Evidence from the field shows that fewer than half of all community college credentials result in strong post-graduation success. For some students, this is because the associate degrees they earn do not have strong labor market value; they never transfer and earn a bachelor’s degree. For others, the cause is the design of the terminal CTE programs in which they enroll—the credentials they earn do not result in a family-sustaining wage job.

Participating colleges will aim to change both of those realities. They will work to better align transfer-oriented associate degree programs with what it takes to transfer all credits to a four-year university with junior year standing in a major, and align CTE programs with the expectations of employers that offer family-sustaining wage jobs. This may mean creating new programs, redesigning existing ones, or sunsetting some programs. These program reform efforts will be critical to increasing the proportion of students in high-return programs, including students of color and lower-income students.

Colleges will also have an opportunity to strengthen partnerships with employers and universities. Using Aspen and CCRC’s Transfer Playbook and Aspen’s Workforce Playbook, colleges will craft strategies to improve how they work with key partners to deliver better and more equitable outcomes for graduates.

4. Align Advising to Greater and More Equitable Completion of High-Value Programs
Too many students begin their coursework with no clear pathway. They remain undecided for too long, weakening their motivation and causing them to accumulate too many credits that don’t contribute to either securing a good job right out of community college or attaining a bachelor’s degree that will afford them strong employment opportunities. Others make choices that are not aligned to their ultimate goals, failing to receive guidance that would help them pick degree programs and associated courses that lead to family-sustaining wage jobs and/or a highly structured pathways to a bachelor’s degree.

Unlocking Opportunity will help colleges improve their advising systems so that more students make earlier and better program decisions and enroll in courses consistent with those decision—especially the students of color and lower-income students least likely to be in high-value programs.

5. Institutionalize Reforms
As Unlocking Opportunity colleges conduct student success reforms, they will also strengthen the systems that make scaling and sustaining reforms possible beyond the three-year project.

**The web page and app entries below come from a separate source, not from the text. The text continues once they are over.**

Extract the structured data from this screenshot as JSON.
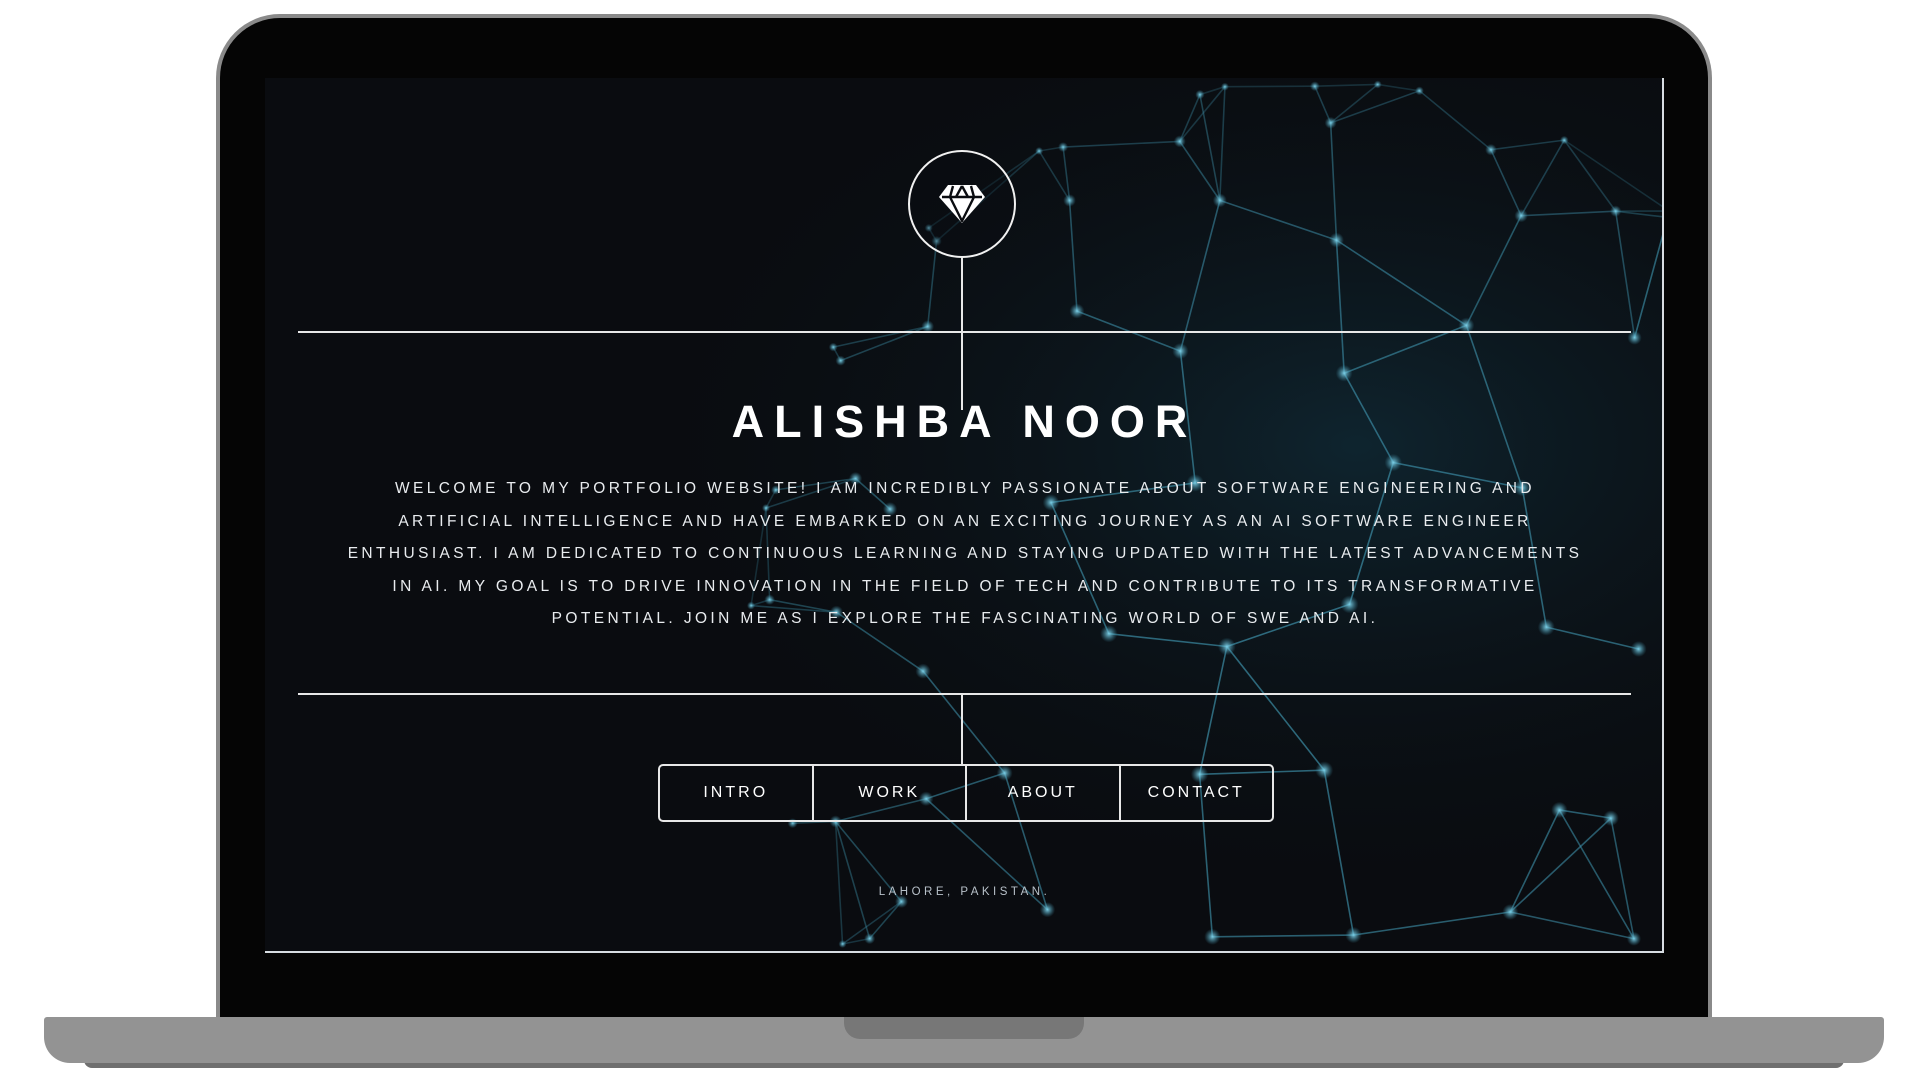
{
  "site": {
    "logo_icon": "diamond-icon",
    "name": "ALISHBA NOOR",
    "bio": "WELCOME TO MY PORTFOLIO WEBSITE! I AM INCREDIBLY PASSIONATE ABOUT SOFTWARE ENGINEERING AND ARTIFICIAL INTELLIGENCE AND HAVE EMBARKED ON AN EXCITING JOURNEY AS AN AI SOFTWARE ENGINEER ENTHUSIAST. I AM DEDICATED TO CONTINUOUS LEARNING AND STAYING UPDATED WITH THE LATEST ADVANCEMENTS IN AI. MY GOAL IS TO DRIVE INNOVATION IN THE FIELD OF TECH AND CONTRIBUTE TO ITS TRANSFORMATIVE POTENTIAL. JOIN ME AS I EXPLORE THE FASCINATING WORLD OF SWE AND AI.",
    "nav": [
      "INTRO",
      "WORK",
      "ABOUT",
      "CONTACT"
    ],
    "location": "LAHORE, PAKISTAN."
  },
  "colors": {
    "background": "#0a0c10",
    "text": "#ffffff",
    "line": "#e8e8e8",
    "network_accent": "#3d8fa8"
  }
}
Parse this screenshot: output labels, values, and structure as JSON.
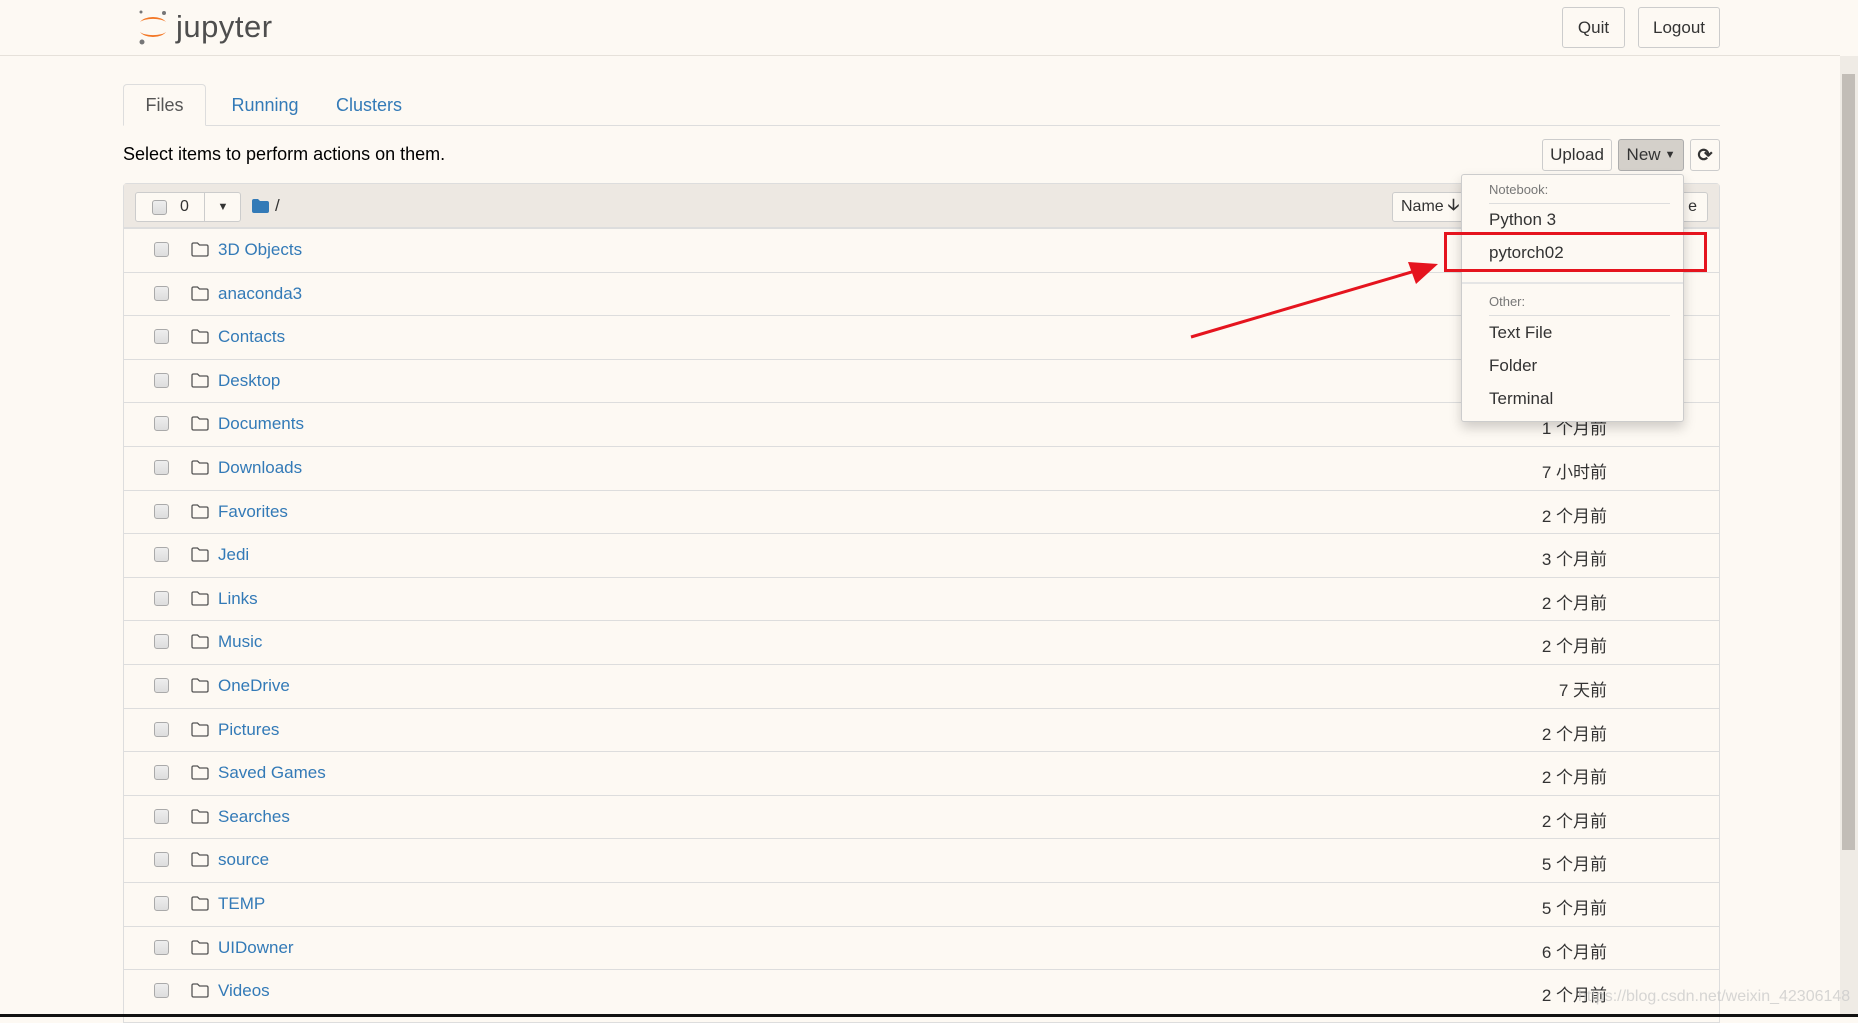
{
  "header": {
    "logo_text": "jupyter",
    "quit_label": "Quit",
    "logout_label": "Logout"
  },
  "tabs": [
    {
      "label": "Files",
      "active": true
    },
    {
      "label": "Running"
    },
    {
      "label": "Clusters"
    }
  ],
  "hint": "Select items to perform actions on them.",
  "toolbar": {
    "upload_label": "Upload",
    "new_label": "New",
    "refresh_icon": "refresh-icon"
  },
  "list_header": {
    "selected_count": "0",
    "breadcrumb": "/",
    "name_sort": "Name",
    "size_sort_partial": "e"
  },
  "files": [
    {
      "name": "3D Objects",
      "date": ""
    },
    {
      "name": "anaconda3",
      "date": ""
    },
    {
      "name": "Contacts",
      "date": ""
    },
    {
      "name": "Desktop",
      "date": ""
    },
    {
      "name": "Documents",
      "date": "1 个月前"
    },
    {
      "name": "Downloads",
      "date": "7 小时前"
    },
    {
      "name": "Favorites",
      "date": "2 个月前"
    },
    {
      "name": "Jedi",
      "date": "3 个月前"
    },
    {
      "name": "Links",
      "date": "2 个月前"
    },
    {
      "name": "Music",
      "date": "2 个月前"
    },
    {
      "name": "OneDrive",
      "date": "7 天前"
    },
    {
      "name": "Pictures",
      "date": "2 个月前"
    },
    {
      "name": "Saved Games",
      "date": "2 个月前"
    },
    {
      "name": "Searches",
      "date": "2 个月前"
    },
    {
      "name": "source",
      "date": "5 个月前"
    },
    {
      "name": "TEMP",
      "date": "5 个月前"
    },
    {
      "name": "UIDowner",
      "date": "6 个月前"
    },
    {
      "name": "Videos",
      "date": "2 个月前"
    }
  ],
  "new_menu": {
    "notebook_header": "Notebook:",
    "notebook_items": [
      "Python 3",
      "pytorch02"
    ],
    "other_header": "Other:",
    "other_items": [
      "Text File",
      "Folder",
      "Terminal"
    ],
    "highlighted": "pytorch02"
  },
  "annotation_color": "#e5141e",
  "watermark": "https://blog.csdn.net/weixin_42306148"
}
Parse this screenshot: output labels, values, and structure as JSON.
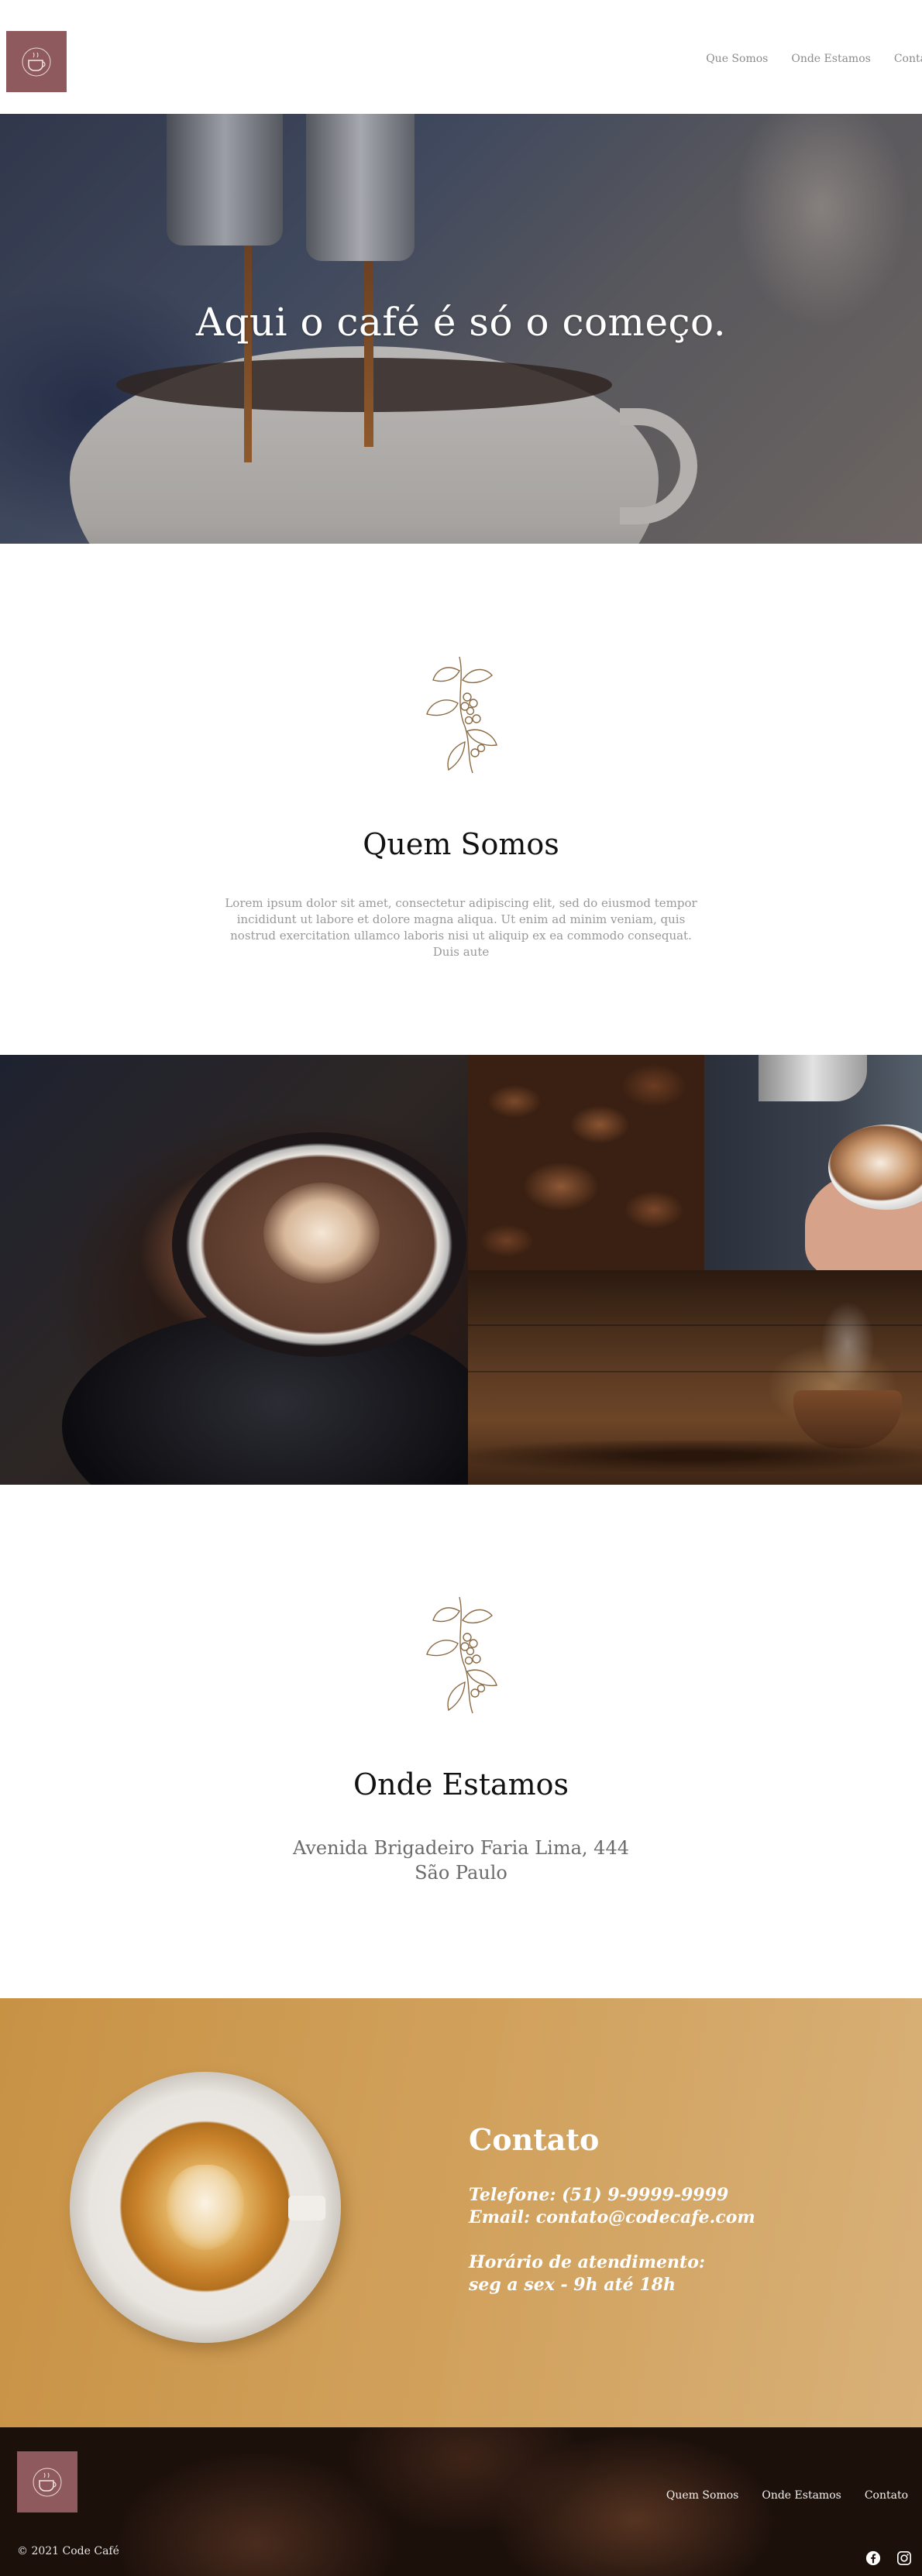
{
  "header": {
    "logo_icon": "code-cafe-logo-icon",
    "nav": [
      "Que Somos",
      "Onde Estamos",
      "Contato"
    ]
  },
  "hero": {
    "title": "Aqui o café é só o começo."
  },
  "about": {
    "icon": "coffee-branch-icon",
    "title": "Quem Somos",
    "text": "Lorem ipsum dolor sit amet, consectetur adipiscing elit, sed do eiusmod tempor incididunt ut labore et dolore magna aliqua. Ut enim ad minim veniam, quis nostrud exercitation ullamco laboris nisi ut aliquip ex ea commodo consequat. Duis aute"
  },
  "location": {
    "icon": "coffee-branch-icon",
    "title": "Onde Estamos",
    "address_line1": "Avenida Brigadeiro Faria Lima, 444",
    "address_line2": "São Paulo"
  },
  "contact": {
    "title": "Contato",
    "phone": "Telefone: (51) 9-9999-9999",
    "email": "Email: contato@codecafe.com",
    "hours_label": "Horário de atendimento:",
    "hours": "seg a sex - 9h até 18h"
  },
  "footer": {
    "nav": [
      "Quem Somos",
      "Onde Estamos",
      "Contato"
    ],
    "copyright": "© 2021 Code Café",
    "social_icons": [
      "facebook-icon",
      "instagram-icon"
    ]
  },
  "colors": {
    "brand": "#8e5a5e",
    "contact_bg": "#d1a15c",
    "footer_bg": "#1c100b"
  }
}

Participating colleges will have an opportunity to evaluate and consider reforms in several key capacity areas, including senior team operations, program approval and review processes, strategic finance and resourcing strategies, and ensuring that data use is aligned to college-wide focus on reforms.
This project is made possible by support from Arnold Ventures, Ascendium, ECMC, the Lumina Foundation, the Michael & Susan Dell Foundation, and the Strada Education Foundation.
Contact us for more information.
Tess Henthorne, Senior Program Manager